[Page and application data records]
>>>

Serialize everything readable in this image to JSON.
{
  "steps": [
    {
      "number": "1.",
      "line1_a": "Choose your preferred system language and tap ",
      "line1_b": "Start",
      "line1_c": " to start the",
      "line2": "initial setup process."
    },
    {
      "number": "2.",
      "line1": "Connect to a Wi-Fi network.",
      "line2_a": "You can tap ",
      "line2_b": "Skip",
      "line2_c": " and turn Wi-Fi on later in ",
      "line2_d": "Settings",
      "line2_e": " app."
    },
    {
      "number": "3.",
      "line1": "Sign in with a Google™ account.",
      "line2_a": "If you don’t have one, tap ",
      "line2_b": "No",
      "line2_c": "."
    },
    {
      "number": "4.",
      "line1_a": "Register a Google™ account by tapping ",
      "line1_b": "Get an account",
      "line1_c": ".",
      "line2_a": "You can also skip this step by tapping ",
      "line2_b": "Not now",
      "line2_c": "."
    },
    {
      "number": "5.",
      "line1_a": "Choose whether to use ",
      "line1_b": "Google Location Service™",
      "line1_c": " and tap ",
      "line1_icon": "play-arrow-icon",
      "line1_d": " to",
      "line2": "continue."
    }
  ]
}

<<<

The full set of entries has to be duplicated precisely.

Serialize everything readable in this image to JSON.
{
  "steps": [
    {
      "number": "1.",
      "line1_a": "Choose your preferred system language and tap ",
      "line1_b": "Start",
      "line1_c": " to start the",
      "line2": "initial setup process."
    },
    {
      "number": "2.",
      "line1": "Connect to a Wi-Fi network.",
      "line2_a": "You can tap ",
      "line2_b": "Skip",
      "line2_c": " and turn Wi-Fi on later in ",
      "line2_d": "Settings",
      "line2_e": " app."
    },
    {
      "number": "3.",
      "line1": "Sign in with a Google™ account.",
      "line2_a": "If you don’t have one, tap ",
      "line2_b": "No",
      "line2_c": "."
    },
    {
      "number": "4.",
      "line1_a": "Register a Google™ account by tapping ",
      "line1_b": "Get an account",
      "line1_c": ".",
      "line2_a": "You can also skip this step by tapping ",
      "line2_b": "Not now",
      "line2_c": "."
    },
    {
      "number": "5.",
      "line1_a": "Choose whether to use ",
      "line1_b": "Google Location Service™",
      "line1_c": " and tap ",
      "line1_icon": "play-arrow-icon",
      "line1_d": " to",
      "line2": "continue."
    }
  ]
}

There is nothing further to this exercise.